Millions of pounds have been spent providing alternative habitats for great crested newts and other protected species found on sites earmarked for construction.
But experts last night said the small amphibians were now actively being used as “weapons” in bitter planning tussles.
Scott Felton, a former water keeper of Colwyn Bay, helped a local residents’ association develop plans to turn the neglected Eirias Park lake into a fishery.
However, stocking the lake with fish has been put on hold after great crested newts, protected under the European Habitats Directive, were spotted there.
Mr Felton, who managed lake fisheries in Merseyside, claimed the newts may have been introduced by someone who objected either to angling or to an alternative proposal to drain the lake and build on its site. He said the newts’ nearest known breeding site was four miles away, past urban streets.
“You’re talking about newts not only travelling that distance, but travelling in sufficient numbers to create a viable population,” said Mr Felton, whose father was a zoologist. “Everything is wrong about the habitat in Eirias Park. These newts colonise ponds like the Polynesians colonised the Pacific by island hopping.”

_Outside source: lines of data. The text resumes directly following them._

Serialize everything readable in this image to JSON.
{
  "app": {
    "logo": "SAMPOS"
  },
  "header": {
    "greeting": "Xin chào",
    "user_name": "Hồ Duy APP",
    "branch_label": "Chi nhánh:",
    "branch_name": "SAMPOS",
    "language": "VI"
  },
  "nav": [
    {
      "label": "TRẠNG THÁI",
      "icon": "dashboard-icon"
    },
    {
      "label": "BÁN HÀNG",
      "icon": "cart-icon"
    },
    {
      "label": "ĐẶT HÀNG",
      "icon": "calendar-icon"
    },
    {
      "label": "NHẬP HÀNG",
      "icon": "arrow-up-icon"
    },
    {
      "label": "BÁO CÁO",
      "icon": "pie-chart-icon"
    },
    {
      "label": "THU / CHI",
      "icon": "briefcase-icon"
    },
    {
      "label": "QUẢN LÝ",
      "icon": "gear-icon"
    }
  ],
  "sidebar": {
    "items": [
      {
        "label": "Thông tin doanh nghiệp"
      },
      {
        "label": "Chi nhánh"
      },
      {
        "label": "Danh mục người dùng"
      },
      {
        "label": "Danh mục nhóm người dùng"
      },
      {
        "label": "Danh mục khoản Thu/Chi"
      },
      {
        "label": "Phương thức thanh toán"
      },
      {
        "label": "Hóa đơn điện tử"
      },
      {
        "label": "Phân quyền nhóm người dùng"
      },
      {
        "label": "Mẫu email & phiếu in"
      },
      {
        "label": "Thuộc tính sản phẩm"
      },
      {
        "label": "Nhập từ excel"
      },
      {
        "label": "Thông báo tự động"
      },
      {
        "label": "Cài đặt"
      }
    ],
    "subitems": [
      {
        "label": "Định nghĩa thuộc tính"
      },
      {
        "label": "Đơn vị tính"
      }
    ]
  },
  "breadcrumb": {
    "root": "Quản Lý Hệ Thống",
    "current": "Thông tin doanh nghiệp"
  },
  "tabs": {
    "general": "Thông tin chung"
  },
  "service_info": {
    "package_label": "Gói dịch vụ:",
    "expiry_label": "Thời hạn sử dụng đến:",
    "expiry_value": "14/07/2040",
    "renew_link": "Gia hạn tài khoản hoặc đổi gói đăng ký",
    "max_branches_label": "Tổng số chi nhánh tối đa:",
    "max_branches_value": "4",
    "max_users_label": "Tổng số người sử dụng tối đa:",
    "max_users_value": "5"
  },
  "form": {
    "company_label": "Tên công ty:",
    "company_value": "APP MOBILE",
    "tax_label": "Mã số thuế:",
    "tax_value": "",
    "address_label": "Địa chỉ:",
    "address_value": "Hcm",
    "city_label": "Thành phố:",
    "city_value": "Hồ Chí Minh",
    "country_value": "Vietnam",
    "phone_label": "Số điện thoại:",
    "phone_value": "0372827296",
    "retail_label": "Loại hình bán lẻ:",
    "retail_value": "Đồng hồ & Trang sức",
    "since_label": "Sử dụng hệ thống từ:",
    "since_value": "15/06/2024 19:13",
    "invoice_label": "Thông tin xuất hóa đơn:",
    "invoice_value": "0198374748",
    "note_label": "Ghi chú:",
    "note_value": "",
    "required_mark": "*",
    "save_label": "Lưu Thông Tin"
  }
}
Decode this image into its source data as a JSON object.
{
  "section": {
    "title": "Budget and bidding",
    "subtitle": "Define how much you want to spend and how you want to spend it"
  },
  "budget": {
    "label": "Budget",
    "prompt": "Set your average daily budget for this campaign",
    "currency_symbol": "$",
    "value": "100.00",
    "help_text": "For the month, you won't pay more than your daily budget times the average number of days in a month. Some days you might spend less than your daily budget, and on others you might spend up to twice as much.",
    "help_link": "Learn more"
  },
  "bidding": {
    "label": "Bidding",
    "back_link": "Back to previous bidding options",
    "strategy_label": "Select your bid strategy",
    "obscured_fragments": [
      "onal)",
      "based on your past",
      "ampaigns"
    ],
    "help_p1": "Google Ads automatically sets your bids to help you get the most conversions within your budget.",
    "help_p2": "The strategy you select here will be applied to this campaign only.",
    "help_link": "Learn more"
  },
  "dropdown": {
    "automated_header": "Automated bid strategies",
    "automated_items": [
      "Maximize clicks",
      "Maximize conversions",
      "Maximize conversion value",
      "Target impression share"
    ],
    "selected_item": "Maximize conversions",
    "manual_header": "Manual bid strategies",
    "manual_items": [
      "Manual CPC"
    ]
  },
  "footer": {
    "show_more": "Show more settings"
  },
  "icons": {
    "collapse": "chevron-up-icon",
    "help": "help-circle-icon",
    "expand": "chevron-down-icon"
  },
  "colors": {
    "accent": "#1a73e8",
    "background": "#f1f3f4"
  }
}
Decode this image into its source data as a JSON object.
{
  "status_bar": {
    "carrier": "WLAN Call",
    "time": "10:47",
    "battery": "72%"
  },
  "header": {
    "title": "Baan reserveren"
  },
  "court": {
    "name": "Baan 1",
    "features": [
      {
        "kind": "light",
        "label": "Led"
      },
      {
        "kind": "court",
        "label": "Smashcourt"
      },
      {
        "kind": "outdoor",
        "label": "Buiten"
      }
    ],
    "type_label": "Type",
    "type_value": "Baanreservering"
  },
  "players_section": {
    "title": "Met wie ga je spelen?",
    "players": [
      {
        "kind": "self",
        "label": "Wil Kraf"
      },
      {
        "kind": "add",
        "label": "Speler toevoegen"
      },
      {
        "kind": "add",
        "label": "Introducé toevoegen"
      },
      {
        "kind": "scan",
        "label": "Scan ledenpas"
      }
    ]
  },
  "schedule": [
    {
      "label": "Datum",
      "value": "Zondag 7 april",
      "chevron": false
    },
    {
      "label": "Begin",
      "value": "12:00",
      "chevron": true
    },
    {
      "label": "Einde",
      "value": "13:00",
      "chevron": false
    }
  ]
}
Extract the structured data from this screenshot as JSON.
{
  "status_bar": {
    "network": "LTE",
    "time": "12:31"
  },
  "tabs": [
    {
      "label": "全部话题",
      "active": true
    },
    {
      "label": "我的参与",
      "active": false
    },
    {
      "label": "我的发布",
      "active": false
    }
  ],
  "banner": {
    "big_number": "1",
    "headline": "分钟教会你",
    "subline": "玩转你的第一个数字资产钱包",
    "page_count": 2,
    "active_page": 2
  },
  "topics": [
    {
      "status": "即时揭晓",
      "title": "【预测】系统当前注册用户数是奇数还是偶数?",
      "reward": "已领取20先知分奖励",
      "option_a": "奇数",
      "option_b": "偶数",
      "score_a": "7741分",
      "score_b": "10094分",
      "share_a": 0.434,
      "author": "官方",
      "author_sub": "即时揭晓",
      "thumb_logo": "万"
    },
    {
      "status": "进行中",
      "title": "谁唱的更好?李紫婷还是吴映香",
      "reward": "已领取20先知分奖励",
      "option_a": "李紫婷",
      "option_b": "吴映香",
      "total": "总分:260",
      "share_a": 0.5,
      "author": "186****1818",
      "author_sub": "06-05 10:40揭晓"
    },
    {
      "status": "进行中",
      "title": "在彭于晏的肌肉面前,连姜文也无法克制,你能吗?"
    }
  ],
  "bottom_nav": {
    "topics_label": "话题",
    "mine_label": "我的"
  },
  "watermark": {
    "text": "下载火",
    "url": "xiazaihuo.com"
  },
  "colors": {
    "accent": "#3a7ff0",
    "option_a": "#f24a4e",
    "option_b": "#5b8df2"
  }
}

Great crested newts would have to run a gauntlet of predators to reach their new North Wales home. “There are places where they can get out of the lake at Eirias Park, but they’d have to cross hundreds of yards of mown grass to get to the nearest cover. If a gull saw one it would eat it straight away. The place is overrun with rats, which eat newts and frogs.
“Great crested newts lay their eggs singly and fold a leaf around the egg for protection. They have to have the right sort of weed in the pond. As far as I’m aware, that sort of weed isn’t found in Eirias Park lake. I think these newts have been put there.
“I would love to see great crested newts all over the place. They’re an important part of the wildlife of this country, but they shouldn’t be used as weapons.
“It’s amazing how these animals are so scarce yet they inevitably appear where people are objecting to development. I’m sure that in some cases they’re being moved, which isn’t ethical.”
His claims were echoed by a Welsh property developer who claimed great crested newts were now appearing wherever his company planned to build. The developer, who did not want to be named, said, “We do have suspicions. We put two and two together. We’re seen as the big bad developers. It’s getting more difficult. The newts appear to be everywhere.”
The appearance of newts can spell huge losses to developers. This month Cheshire councillors wrote to the Government questioning habitat rules after their council spent £60,000 rehousing four great crested newts. Last month Leicestershire council announced a three-month delay to a £15m road scheme while great crested newts are moved, at a cost of up to £1.7m. And 26 new homes in Trefnant, Denbighshire, were delayed six months while a £140,000 habitat was created for two great crested newts.
But seasoned anti-roads campaigner Rebecca Lush Blum said, “This is a typical smear tactic by developers. Environmentalists wouldn’t dream of moving and potentially endangering a protected species.”
The Countryside Council for Wales was not aware of great crested newts in Eirias Park. Species officer Matthew Ellis said, “However, the presence of the newts may not necessarily prevent the use of this pond for fishing purposes. CCW would be happy to work with those involved to discuss a constructive way ahead.”